When we talk about things related to the steering system, things that come to mind usually include ball joints, tie-rod ends, pitman arm, idler arm, center link, rack ends, steering box, power-steering pump and so on and so forth. When we are at an alignment shop, we see the mechanics mount gadgets on the wheels that start reading out measurements like toe-in, camber and caster. You see them fiddle underneath the car and after a few minutes the say, “done.” But when you look at the car, you don’t see anything changed. Hmmm.
Think of it this way… Look at the wheels of a shopping cart. Basically they are called caster wheels. If you notice they keep the shopping cart straight, unless you push the rear of the shopping cart to the left or right. If you mount the front caster wheels at slight angle just a few degrees, lets say backwards, you will notice that it will be easier to turn the front wheels to any direction and will even return to the center, on its own. This is your caster setting.

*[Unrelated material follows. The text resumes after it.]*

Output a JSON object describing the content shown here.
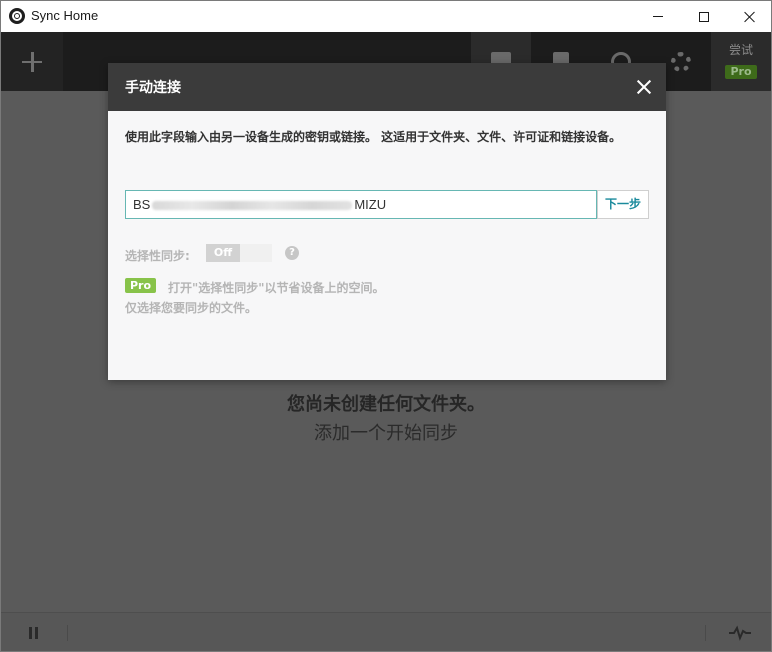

When they say camber, imagine the sole of your foot. You have the tendency to shift your weight from the inside of your foot to the outside to keep a firm footing. Check the sole of your shoe. You could see the worn out portion. This will indicate where you tend to shift your weight when you walk. Now if you shift your knee to from side to side, you can feel the shift on your foot if the weight is in the inner or outer portion. Now, the line from your knee to the center of your foot is your camber. Remember what the technician says if he shows you the wear of the front tire is more evident on one side, “Sir, you need camber adjustment.”
Now for “toe in”… stand up and look at the position of your feet. They point slightly outward. Now try making them parallel to each other and try to walk. Now, try walking with your toes pointed really out ward… hard to balance and keep track, isn’t it?
Now think of your tires as a pair of shoes… your tires would have to be in contact with the road as evenly as possible and when you turn the steering wheel, the tires will try and maintain contact with the road and the steering wheel will return to center when turned to do so.
These small changes have a big impact on the performance of your car, not to mention on your tires. If your car is pulling to one side or you notice that your tires are not wearing out evenly, then it may be time to have the underneath of your car checked.
Each car has its own setting for its steering geometry because for what the engineers have designed it for. Now, if you want your car to handle like a slot car, you would need to do a lot of work. Even your suspension would need to be redone. Lowering the profile of your tires will also affect your steering. Even the weight of your mag wheels can make a difference. Now if you deviate too much from your stock set-up (the set up that your car from the dealer has been tested by the manufacturer), your warranty can be in question. Lowering your car can also affect road handling and comfort. Too much lowering can also affect the dynamics of a car, especially when it is engaged in an accident.
Now your suspension must also be in good shape if you want your steering to perform well. These two systems go hand-in-hand with each other. A bad suspension can affect the handling of the car and the life span of the steering components. If you can’t see it (problem), it doesn’t mean that it’s not broken. But if you feel something, have it checked right away.